_WHAT IS EXPECTED_:
What lines of the data below hold "name"? Show them.

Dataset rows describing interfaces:
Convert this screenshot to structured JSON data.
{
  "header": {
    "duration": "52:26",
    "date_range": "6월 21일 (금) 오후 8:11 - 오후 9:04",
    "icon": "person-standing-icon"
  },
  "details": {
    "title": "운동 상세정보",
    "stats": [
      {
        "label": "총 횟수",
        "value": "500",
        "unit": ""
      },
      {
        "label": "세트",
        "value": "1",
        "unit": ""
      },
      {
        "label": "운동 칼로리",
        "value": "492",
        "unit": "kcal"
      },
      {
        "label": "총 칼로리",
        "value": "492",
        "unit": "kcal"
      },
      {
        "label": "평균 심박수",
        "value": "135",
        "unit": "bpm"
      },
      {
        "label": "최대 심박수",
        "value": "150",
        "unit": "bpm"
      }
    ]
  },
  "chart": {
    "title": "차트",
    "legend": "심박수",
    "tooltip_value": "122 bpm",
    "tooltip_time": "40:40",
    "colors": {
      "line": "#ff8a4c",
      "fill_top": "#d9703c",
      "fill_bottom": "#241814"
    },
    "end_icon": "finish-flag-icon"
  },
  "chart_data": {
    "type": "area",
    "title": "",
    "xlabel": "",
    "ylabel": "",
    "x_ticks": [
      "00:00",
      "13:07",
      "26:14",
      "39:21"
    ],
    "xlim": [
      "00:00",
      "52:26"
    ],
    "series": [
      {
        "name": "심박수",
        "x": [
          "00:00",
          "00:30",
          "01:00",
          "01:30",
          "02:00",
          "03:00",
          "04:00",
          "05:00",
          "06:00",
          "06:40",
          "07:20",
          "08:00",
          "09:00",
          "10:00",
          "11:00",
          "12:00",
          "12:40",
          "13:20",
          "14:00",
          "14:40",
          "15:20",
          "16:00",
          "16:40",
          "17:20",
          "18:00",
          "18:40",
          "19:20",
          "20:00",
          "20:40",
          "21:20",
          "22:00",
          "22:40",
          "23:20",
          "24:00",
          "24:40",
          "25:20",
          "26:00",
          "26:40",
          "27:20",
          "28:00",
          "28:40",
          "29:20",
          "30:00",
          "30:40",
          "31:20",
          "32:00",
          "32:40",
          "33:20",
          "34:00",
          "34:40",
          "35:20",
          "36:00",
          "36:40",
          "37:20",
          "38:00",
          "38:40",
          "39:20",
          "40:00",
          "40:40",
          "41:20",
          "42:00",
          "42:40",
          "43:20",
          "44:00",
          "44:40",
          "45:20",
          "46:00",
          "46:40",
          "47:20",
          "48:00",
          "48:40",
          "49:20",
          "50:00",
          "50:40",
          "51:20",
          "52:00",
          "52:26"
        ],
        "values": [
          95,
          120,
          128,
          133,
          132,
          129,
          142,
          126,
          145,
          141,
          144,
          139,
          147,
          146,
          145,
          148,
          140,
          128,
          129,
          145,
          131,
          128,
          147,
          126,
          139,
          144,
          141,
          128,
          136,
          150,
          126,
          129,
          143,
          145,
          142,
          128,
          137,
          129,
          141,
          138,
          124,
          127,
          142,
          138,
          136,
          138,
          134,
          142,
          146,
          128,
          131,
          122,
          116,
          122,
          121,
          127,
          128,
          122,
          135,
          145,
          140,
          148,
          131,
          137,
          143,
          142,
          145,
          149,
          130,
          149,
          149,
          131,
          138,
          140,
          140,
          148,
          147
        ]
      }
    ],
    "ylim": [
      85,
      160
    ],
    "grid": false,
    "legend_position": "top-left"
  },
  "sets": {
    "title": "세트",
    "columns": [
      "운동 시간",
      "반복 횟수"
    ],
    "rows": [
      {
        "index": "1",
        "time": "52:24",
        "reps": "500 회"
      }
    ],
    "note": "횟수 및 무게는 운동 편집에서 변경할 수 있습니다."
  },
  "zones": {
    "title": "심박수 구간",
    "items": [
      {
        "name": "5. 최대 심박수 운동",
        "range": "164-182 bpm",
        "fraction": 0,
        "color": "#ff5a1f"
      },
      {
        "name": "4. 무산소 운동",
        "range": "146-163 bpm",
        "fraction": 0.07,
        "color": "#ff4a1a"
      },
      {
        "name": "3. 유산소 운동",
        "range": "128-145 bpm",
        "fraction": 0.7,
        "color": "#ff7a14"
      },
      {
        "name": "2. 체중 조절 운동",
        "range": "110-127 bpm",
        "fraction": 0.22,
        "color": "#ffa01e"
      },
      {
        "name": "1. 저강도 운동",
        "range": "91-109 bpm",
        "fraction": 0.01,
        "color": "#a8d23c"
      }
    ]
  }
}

_ANSWER_:
        "name": "심박수",
        "name": "5. 최대 심박수 운동",
        "name": "4. 무산소 운동",
        "name": "3. 유산소 운동",
        "name": "2. 체중 조절 운동",
        "name": "1. 저강도 운동",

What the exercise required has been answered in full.